I’m a Software Engineer in the Infrastructure and Platform Solutions Group. We deliver audio solutions based on an integrated Digital Signal Processor (DSP). I develop and debug the driver for Windows. It’s very interesting, because I’m working on future devices. I’m part of the software team, but we also cooperate with the firmware team the hardware team. This team develops solutions for future devices, like new laptops or tablets, and works on simulation. We use Field Programmable Gate Arrays (FPGA) to simulate hardware that doesn't even exist yet, in order to test our software solutions. It’s amazing! We are creating a new world.

What is the impact of your solutions?

Our team works on audio drivers, which are necessary in our devices to play back music, capture your voice, or for voice recognition. We partner with other big companies, like Amazon, to make voice recognition products like Alexa. Our products are a part of many devices that use voice control—even laptops.

What makes your group successful?
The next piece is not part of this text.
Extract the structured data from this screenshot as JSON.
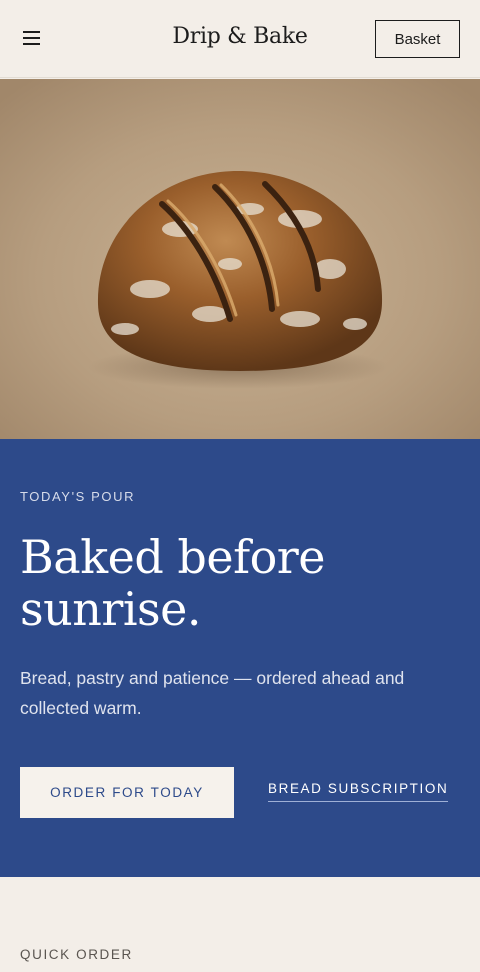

I work with a very experienced team. I am probably the least experienced member of my team, but they never make me feel self-conscious about that. My team members give me confidence. I believe people are the key to success. We partner with our clients, prioritizing good cooperation. Most importantly, we are open to feedback, which makes us successful.

What is the biggest challenge in your current work?

It’s a huge project and very complicated, because it involves so many moving parts. We’re working with software, firmware, new devices, and FPGA, which adds more complications. Our work links a lot of different drivers and requires a broad scope of knowledge. I feel like I’m still learning a lot, but I have team members with experience that help me. I’ve found mentorship to be very important.

What do you find particularly special about working in your group at Intel Poland?

I work with great people from all around the world. I enjoy cooperating with co-workers from other countries—it’s very interesting and one of my favorite things about working for Intel. I think this type of diversity is very important. I love to meet new people and learn about their perspectives and how they see the world!

What advice would you give to people who are just starting their career in IT?

Don’t be afraid. Try new things. If you feel your current job isn’t for you, make a change! Most importantly, ask a lot of questions. Be confident and believe that you can do anything you put your mind to.

Why should young engineers be interested in working at Intel?

Intel is unique because it offers such a wide range of opportunities for employees. You aren’t ever stuck in one area or in one type of job. You can experiment with different styles of work. If your project isn’t quite the right fit, you can look for other opportunities internally. This allows you to try new things and shape your career, which is so valuable.


Interested in opportunities at Intel? Check out available openings in Poland or explore all of Intel’s available jobs.

About the Author
We make the impossible possible and empower millions around the world through great technology, good corporate citizenship, and inclusive culture. We are Intel, and these are our stories.